“Reversing Roe”: more pro-abortion agitprop?

By Dave Andrusko

I promise to revisit the forthcoming documentary “Reversing Roe” after it appears on Netflix Thursday night. But I wanted to say something today both to alert you to watch it if you can and to comment on how sympathetic reviewers are packaging the production of filmmakers Ricki Stern and Annie Sundberg. You can watch the official trailer here.

So what can we glean from initial remarks? Let’s start with the only slightly “negative” take. It comes from CNN’s Brian Lowry who groused that the documentary doesn’t do enough (“provides short shrift to or omits”) such “elements” as pro-life “hypocrisy.”

As a CNN employee Lowry, of course, complains that “Reversing Roe” doesn’t sufficiently bash “conservative media” (aka Fox News). His basic lament is that the documentary isn’t heated enough—at least for his tastes.

However after looking at the trailer and reading the other reviews, I’m guessing “Reversing Roe” will satisfy most every other pro-abortion partisan.

For example, writing for the New York Times, Ben Kenigsberg tells us, “While there’s no doubt that the film has been made from a pro-abortion-rights perspective, it gives voice to other points of view.” We’ll see who those “voices” are on our side.

Kenigsberg adds, “It’s less interested in rendering a verdict on the morality of abortion than it is in tracing the increasing politicization of the issue.” Again based on the initial reviews, Reversing Roe is stuck in the same explanatory rut that opposition to abortion was a Catholic phenomenon that didn’t really kick into gear until the 1980s when the Evangelical community, led by Francis Schaeffer and Dr. C. Everett Koop, decided passivity was no longer a viable option.

Their joining the pro-life opposition was important, to be sure, but this ignores everything that happened before. As Prof. Daniel Williams has pointed out, this is inadequate on multiple grounds.

For example, (1) “The media portrayed the pro-life movement as a Catholic cause, but by 1972, that stereotype was already outdated”; and (2) by that same point in time “abortion reform” has largely ground to a halt. “The pro-life movement succeeded,” Williams argued, because it drew on the “language of human rights, civil rights, and the value of human life.”

The one generalization that would hold true (if it shows up in “Reversing Roe”) is that the Republican Party has reversed course and turned into the party of life. Way back when the Democratic Party might have held that honorific title. Now it is the Party of Death.

One other quick point. Writing for the Hollywood Reporter, Katie Kilkenny breathlessly tells us that “Abortion-Themed Films Take on Greater Urgency amid Kavanaugh Hearings.”

For Ms. Kilkenny, the documentary is essentially flawless made even better because Stern and Sundberg “raced to change their Netflix film’s ending after [Supreme Court Justice Anthony] Kennedy said he would leave the court in July.” Kilkenny paraphrases Stern to say that “While abortion is an extremely divisive issue among lawmakers, recent polls have shown that the majority of Americans oppose reversing Roe v. Wade.” Then, the clincher:

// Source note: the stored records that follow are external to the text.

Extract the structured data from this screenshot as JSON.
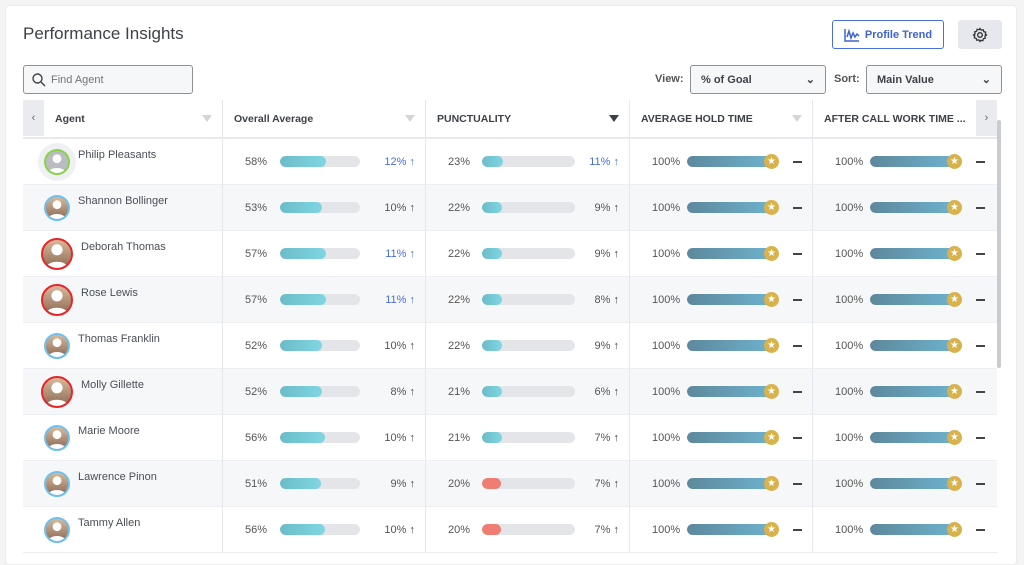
{
  "header": {
    "title": "Performance Insights",
    "profile_trend_label": "Profile Trend"
  },
  "filters": {
    "search_placeholder": "Find Agent",
    "view_label": "View:",
    "view_value": "% of Goal",
    "sort_label": "Sort:",
    "sort_value": "Main Value"
  },
  "columns": [
    {
      "label": "Agent",
      "sorted": false
    },
    {
      "label": "Overall Average",
      "sorted": false
    },
    {
      "label": "PUNCTUALITY",
      "sorted": true
    },
    {
      "label": "AVERAGE HOLD TIME",
      "sorted": false
    },
    {
      "label": "AFTER CALL WORK TIME ...",
      "sorted": false
    }
  ],
  "colors": {
    "accent": "#4a6fdc",
    "teal": "#74cfdc",
    "low": "#ef7d72",
    "hold": "#5d8fa8",
    "star": "#d9b24c"
  },
  "rows": [
    {
      "name": "Philip Pleasants",
      "ring": "#8bd34a",
      "overall": "58%",
      "overall_value": 58,
      "overall_change": "12%",
      "overall_up": true,
      "punct": "23%",
      "punct_value": 23,
      "punct_change": "11%",
      "punct_up": true,
      "hold": "100%",
      "acw": "100%"
    },
    {
      "name": "Shannon Bollinger",
      "ring": "#6ec1ef",
      "overall": "53%",
      "overall_value": 53,
      "overall_change": "10%",
      "overall_up": false,
      "punct": "22%",
      "punct_value": 22,
      "punct_change": "9%",
      "punct_up": false,
      "hold": "100%",
      "acw": "100%"
    },
    {
      "name": "Deborah Thomas",
      "ring": "#e8262a",
      "overall": "57%",
      "overall_value": 57,
      "overall_change": "11%",
      "overall_up": true,
      "punct": "22%",
      "punct_value": 22,
      "punct_change": "9%",
      "punct_up": false,
      "hold": "100%",
      "acw": "100%"
    },
    {
      "name": "Rose Lewis",
      "ring": "#e8262a",
      "overall": "57%",
      "overall_value": 57,
      "overall_change": "11%",
      "overall_up": true,
      "punct": "22%",
      "punct_value": 22,
      "punct_change": "8%",
      "punct_up": false,
      "hold": "100%",
      "acw": "100%"
    },
    {
      "name": "Thomas Franklin",
      "ring": "#6ec1ef",
      "overall": "52%",
      "overall_value": 52,
      "overall_change": "10%",
      "overall_up": false,
      "punct": "22%",
      "punct_value": 22,
      "punct_change": "9%",
      "punct_up": false,
      "hold": "100%",
      "acw": "100%"
    },
    {
      "name": "Molly Gillette",
      "ring": "#e8262a",
      "overall": "52%",
      "overall_value": 52,
      "overall_change": "8%",
      "overall_up": false,
      "punct": "21%",
      "punct_value": 21,
      "punct_change": "6%",
      "punct_up": false,
      "hold": "100%",
      "acw": "100%"
    },
    {
      "name": "Marie Moore",
      "ring": "#6ec1ef",
      "overall": "56%",
      "overall_value": 56,
      "overall_change": "10%",
      "overall_up": false,
      "punct": "21%",
      "punct_value": 21,
      "punct_change": "7%",
      "punct_up": false,
      "hold": "100%",
      "acw": "100%"
    },
    {
      "name": "Lawrence Pinon",
      "ring": "#6ec1ef",
      "overall": "51%",
      "overall_value": 51,
      "overall_change": "9%",
      "overall_up": false,
      "punct": "20%",
      "punct_value": 20,
      "punct_change": "7%",
      "punct_up": false,
      "hold": "100%",
      "acw": "100%"
    },
    {
      "name": "Tammy Allen",
      "ring": "#6ec1ef",
      "overall": "56%",
      "overall_value": 56,
      "overall_change": "10%",
      "overall_up": false,
      "punct": "20%",
      "punct_value": 20,
      "punct_change": "7%",
      "punct_up": false,
      "hold": "100%",
      "acw": "100%"
    }
  ]
}
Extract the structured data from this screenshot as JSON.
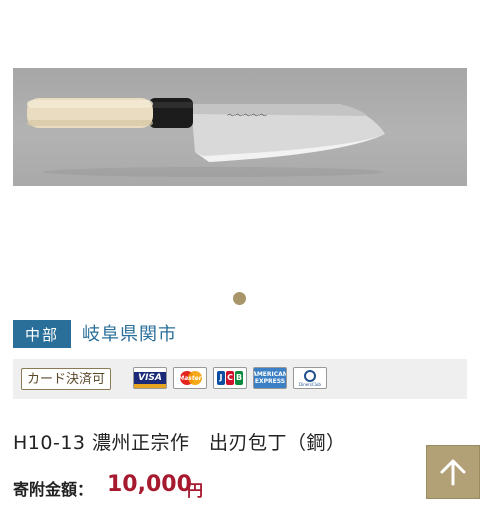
{
  "region": {
    "badge": "中部",
    "city": "岐阜県関市"
  },
  "payment": {
    "card_label": "カード決済可",
    "card_brands": [
      "VISA",
      "MasterCard",
      "JCB",
      "AMERICAN EXPRESS",
      "Diners Club"
    ]
  },
  "product": {
    "title": "H10-13 濃州正宗作　出刃包丁（鋼）"
  },
  "donation": {
    "label": "寄附金額：",
    "amount": "10,000",
    "unit": "円"
  },
  "carousel": {
    "current": 1,
    "total": 1
  },
  "colors": {
    "region_badge": "#2a6f99",
    "accent_gold": "#b2a177",
    "price_red": "#a6192e"
  }
}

“Our hope is that people will watch the film and become active in their own way, whatever that is. And to get people out to vote, which is always a challenge in the United States, so we can really reflect what the average American person believes, not what a small voting majority believes,” she says.

Get it? There really is a pro-abortion consensus among the populous that politicians don’t understand. Stern hopes that “Reversing Roe” will motivate what you might call the Real Majority.

Of course that is utter nonsense, the same pro-abortion spiel we’ve heard since Roe v. Wade—and before, come to think of it.

Hollywood wants us to believe this propaganda.

Fat chance of that.